Huntington or Fukuyama's approach may seem more direct and understandable to many from the western part of the world, but professor Bobbit goes into great effort to show that history is not over yet, and that we should not expect a clash of civilizations, rather a clash of market states trying to maximize the opporutnites of its clients, sorry citizens.
I definitely reccomend it.
Bobbitt runs through the historical development of all the subsequent european organizations of the state, up to the 20th century industrial nation state, and what he calls, implicitly paraphrasing Arrighi and Hobsbawm's "long centuries," the "long war" that was to decide which constitutional regime would survive: that of democratic federalism, communist federalism, or fascist federalism.
Now that that war is over, Bobbitt posits that the nation state is weakening and that the market state will enter the world stage. According to bobbitt, contrary to some current theorizing, the state is not "dying;" it is changing-- to the market state. The last part of the book is spent trying to imagine how this might play out over the next century. This is probably the weakest part of the book, but Bobbitt acknowledges that he is embarking on conjectures which obviously are nothing more than that. But since his book was written BEFORE 9/11, some of what he has written does sounds prescient; other parts read almost naive in light of the "war on terror" and bush unilateralism, the weakened dollar, the potential within a rising EU, etc.
THis is a big book, 822 pages of actual text, with a lot of notes and a complete bibliography.Read more ›
Rather than defining international politics in the typical framework of the "balance of power", or that of a "bipolar" or "mulitpolar" world, Bobbitt has completely redefined the course of history with his thesis. He states the modern state has evolved through the course of history and taken many different forms, based on the demands and interplay (or history) of Strategy and Constitutional development.
These various forms of the state have had differing expectations demanded from their populaces, and differing relationships amongst themselves at the international level. Based on a field relationship between Strategy and Constitutionalism, different forms of the state have proven dominant at different periods of time. Developments in one arena will create new trends in another- and the interplay is constant. Currently Bobbitt makes the case that the current incarnation of the modern state, the Nation-State, is giving way to a new form which he has named the Market-State.
Bobbitt backs up his arguments well with an historical analysis of the modern state ranging from the Machiavellian Princely-State to the wars of the Nation-States and beyond. The entire book is very well documented with Primary and Secondary sources, which are indexed and included in a comprehensive bibliography.Read more ›
Most Recent Customer Reviews
This rather long book seems to have been written with multiple goals in mind. First the author wants to connect up evolving military tecnhnology, guns and particularly artillery,... Read morePublished 10 months ago by Matthew Rapaport
This book is really two volumes combined; they do work well together, but the mass isn't for the faint of heart of the short of attention. Read morePublished 11 months ago by Eric S Metcalf

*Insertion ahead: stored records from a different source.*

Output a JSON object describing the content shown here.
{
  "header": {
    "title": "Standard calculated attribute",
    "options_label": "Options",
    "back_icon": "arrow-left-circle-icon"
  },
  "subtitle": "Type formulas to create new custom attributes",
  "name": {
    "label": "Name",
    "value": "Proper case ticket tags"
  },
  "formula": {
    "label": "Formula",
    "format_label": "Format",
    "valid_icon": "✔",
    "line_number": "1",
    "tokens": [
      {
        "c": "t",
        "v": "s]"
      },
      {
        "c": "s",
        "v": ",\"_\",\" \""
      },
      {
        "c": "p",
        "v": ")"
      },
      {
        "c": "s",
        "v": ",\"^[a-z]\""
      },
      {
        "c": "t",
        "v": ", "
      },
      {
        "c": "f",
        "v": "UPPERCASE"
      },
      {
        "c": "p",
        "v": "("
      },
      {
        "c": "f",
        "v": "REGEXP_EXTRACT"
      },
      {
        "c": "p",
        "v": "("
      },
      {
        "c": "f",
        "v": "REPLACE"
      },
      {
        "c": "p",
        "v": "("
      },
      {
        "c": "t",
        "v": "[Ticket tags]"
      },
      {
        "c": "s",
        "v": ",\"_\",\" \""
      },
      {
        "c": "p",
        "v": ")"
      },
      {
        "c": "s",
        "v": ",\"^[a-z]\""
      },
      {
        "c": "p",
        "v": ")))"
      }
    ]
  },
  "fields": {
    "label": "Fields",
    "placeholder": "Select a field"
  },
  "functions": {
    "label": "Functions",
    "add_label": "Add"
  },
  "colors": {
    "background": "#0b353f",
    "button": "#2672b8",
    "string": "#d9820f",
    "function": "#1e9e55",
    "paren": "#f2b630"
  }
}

Bobbitt presents an argument that the relationship between governed and government is going to be changing in the 21st century. Read morePublished 15 months ago by Genma Saotome
This is one of the MOST influential books I have ever read. If anyone ever read it and explained how they understood it to me, I would treat then like a brother and look out for... Read morePublished 17 months ago by Cirino
Bobbitt asks the question, "When and why is the use of force justified?" He's one of the few commentators I've come across who digs deeper, who goes beyond the normal... Read morePublished 17 months ago by Chris Almstrom
The conflict between universal law and universal war has existed since Homer first set the dilemma out in the Illiad. Read morePublished on May 14, 2014 by Andy K